Title: Sustainability of manufacturing technology: friction stir welding in focus
Authors: Sarafadeen Azeez; Esther Akinlabi
Addresses: Faculty of Engineering and The Built Environment, Department of Mechanical Engineering, University of Johannesburg, Auckland Park, 2006, Johannesburg, South Africa ' Faculty of Engineering and The Built Environment, Department of Mechanical Engineering, University of Johannesburg, Auckland Park, 2006, Johannesburg, South Africa
Abstract: The sustainability of quality products is the primary concern of today's manufacturing entrepreneurs. The desire to produce cost effective and competitive products by metal forming or welding process has increased spontaneously. The authors examined the sustainability of friction stir welding (FSW) and evaluated weld joints reliability for health, safety, environment and economic purposes. An interplay between welding speed and tool rotational speed led to the formation of viable structures. The welding energy, materials deformation, emissions and life cycle assessment were analysed in line with the mechanical properties. A bivariate Weibull approximation model was used to predict weld joints reliability. A reliable and sustainable joints were obtained when the Weibull modulus increases as heat input reduces. The authors concluded by linking the tensile property of welded joints, heat input and Weibull modulus to the sustainability of FSW. A closed energy system was recommended for this green technology to be worthwhile.
Keywords: environment; fabrication; FSW; friction stir welding; manufacturing; reliability; sustainability; Weibull model.

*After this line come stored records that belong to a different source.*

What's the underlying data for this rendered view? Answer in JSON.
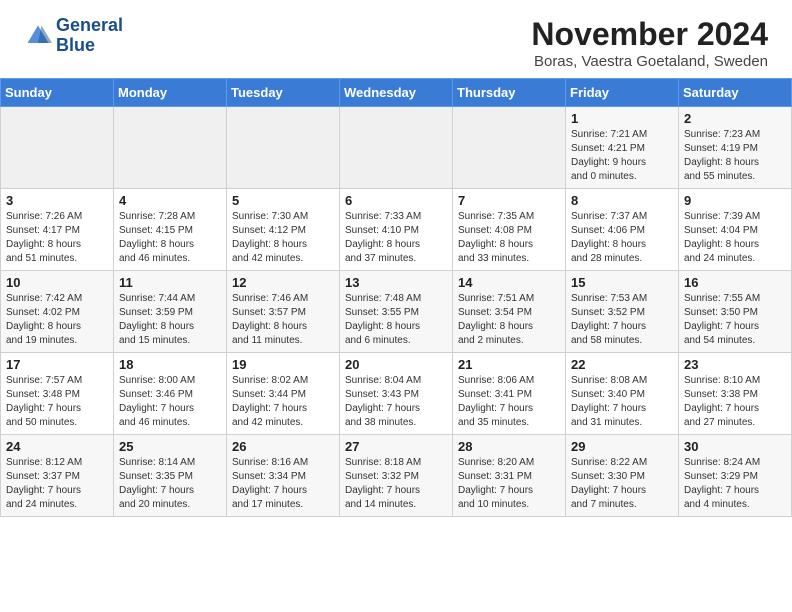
{
  "logo": {
    "line1": "General",
    "line2": "Blue"
  },
  "title": "November 2024",
  "location": "Boras, Vaestra Goetaland, Sweden",
  "weekdays": [
    "Sunday",
    "Monday",
    "Tuesday",
    "Wednesday",
    "Thursday",
    "Friday",
    "Saturday"
  ],
  "weeks": [
    [
      {
        "day": "",
        "info": ""
      },
      {
        "day": "",
        "info": ""
      },
      {
        "day": "",
        "info": ""
      },
      {
        "day": "",
        "info": ""
      },
      {
        "day": "",
        "info": ""
      },
      {
        "day": "1",
        "info": "Sunrise: 7:21 AM\nSunset: 4:21 PM\nDaylight: 9 hours\nand 0 minutes."
      },
      {
        "day": "2",
        "info": "Sunrise: 7:23 AM\nSunset: 4:19 PM\nDaylight: 8 hours\nand 55 minutes."
      }
    ],
    [
      {
        "day": "3",
        "info": "Sunrise: 7:26 AM\nSunset: 4:17 PM\nDaylight: 8 hours\nand 51 minutes."
      },
      {
        "day": "4",
        "info": "Sunrise: 7:28 AM\nSunset: 4:15 PM\nDaylight: 8 hours\nand 46 minutes."
      },
      {
        "day": "5",
        "info": "Sunrise: 7:30 AM\nSunset: 4:12 PM\nDaylight: 8 hours\nand 42 minutes."
      },
      {
        "day": "6",
        "info": "Sunrise: 7:33 AM\nSunset: 4:10 PM\nDaylight: 8 hours\nand 37 minutes."
      },
      {
        "day": "7",
        "info": "Sunrise: 7:35 AM\nSunset: 4:08 PM\nDaylight: 8 hours\nand 33 minutes."
      },
      {
        "day": "8",
        "info": "Sunrise: 7:37 AM\nSunset: 4:06 PM\nDaylight: 8 hours\nand 28 minutes."
      },
      {
        "day": "9",
        "info": "Sunrise: 7:39 AM\nSunset: 4:04 PM\nDaylight: 8 hours\nand 24 minutes."
      }
    ],
    [
      {
        "day": "10",
        "info": "Sunrise: 7:42 AM\nSunset: 4:02 PM\nDaylight: 8 hours\nand 19 minutes."
      },
      {
        "day": "11",
        "info": "Sunrise: 7:44 AM\nSunset: 3:59 PM\nDaylight: 8 hours\nand 15 minutes."
      },
      {
        "day": "12",
        "info": "Sunrise: 7:46 AM\nSunset: 3:57 PM\nDaylight: 8 hours\nand 11 minutes."
      },
      {
        "day": "13",
        "info": "Sunrise: 7:48 AM\nSunset: 3:55 PM\nDaylight: 8 hours\nand 6 minutes."
      },
      {
        "day": "14",
        "info": "Sunrise: 7:51 AM\nSunset: 3:54 PM\nDaylight: 8 hours\nand 2 minutes."
      },
      {
        "day": "15",
        "info": "Sunrise: 7:53 AM\nSunset: 3:52 PM\nDaylight: 7 hours\nand 58 minutes."
      },
      {
        "day": "16",
        "info": "Sunrise: 7:55 AM\nSunset: 3:50 PM\nDaylight: 7 hours\nand 54 minutes."
      }
    ],
    [
      {
        "day": "17",
        "info": "Sunrise: 7:57 AM\nSunset: 3:48 PM\nDaylight: 7 hours\nand 50 minutes."
      },
      {
        "day": "18",
        "info": "Sunrise: 8:00 AM\nSunset: 3:46 PM\nDaylight: 7 hours\nand 46 minutes."
      },
      {
        "day": "19",
        "info": "Sunrise: 8:02 AM\nSunset: 3:44 PM\nDaylight: 7 hours\nand 42 minutes."
      },
      {
        "day": "20",
        "info": "Sunrise: 8:04 AM\nSunset: 3:43 PM\nDaylight: 7 hours\nand 38 minutes."
      },
      {
        "day": "21",
        "info": "Sunrise: 8:06 AM\nSunset: 3:41 PM\nDaylight: 7 hours\nand 35 minutes."
      },
      {
        "day": "22",
        "info": "Sunrise: 8:08 AM\nSunset: 3:40 PM\nDaylight: 7 hours\nand 31 minutes."
      },
      {
        "day": "23",
        "info": "Sunrise: 8:10 AM\nSunset: 3:38 PM\nDaylight: 7 hours\nand 27 minutes."
      }
    ],
    [
      {
        "day": "24",
        "info": "Sunrise: 8:12 AM\nSunset: 3:37 PM\nDaylight: 7 hours\nand 24 minutes."
      },
      {
        "day": "25",
        "info": "Sunrise: 8:14 AM\nSunset: 3:35 PM\nDaylight: 7 hours\nand 20 minutes."
      },
      {
        "day": "26",
        "info": "Sunrise: 8:16 AM\nSunset: 3:34 PM\nDaylight: 7 hours\nand 17 minutes."
      },
      {
        "day": "27",
        "info": "Sunrise: 8:18 AM\nSunset: 3:32 PM\nDaylight: 7 hours\nand 14 minutes."
      },
      {
        "day": "28",
        "info": "Sunrise: 8:20 AM\nSunset: 3:31 PM\nDaylight: 7 hours\nand 10 minutes."
      },
      {
        "day": "29",
        "info": "Sunrise: 8:22 AM\nSunset: 3:30 PM\nDaylight: 7 hours\nand 7 minutes."
      },
      {
        "day": "30",
        "info": "Sunrise: 8:24 AM\nSunset: 3:29 PM\nDaylight: 7 hours\nand 4 minutes."
      }
    ]
  ]
}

Progress in Industrial Ecology, An International Journal, 2018 Vol.12 No.4, pp.419 - 438
Received: 31 Aug 2017
Accepted: 14 Sep 2018
Published online: 02 Jan 2019 *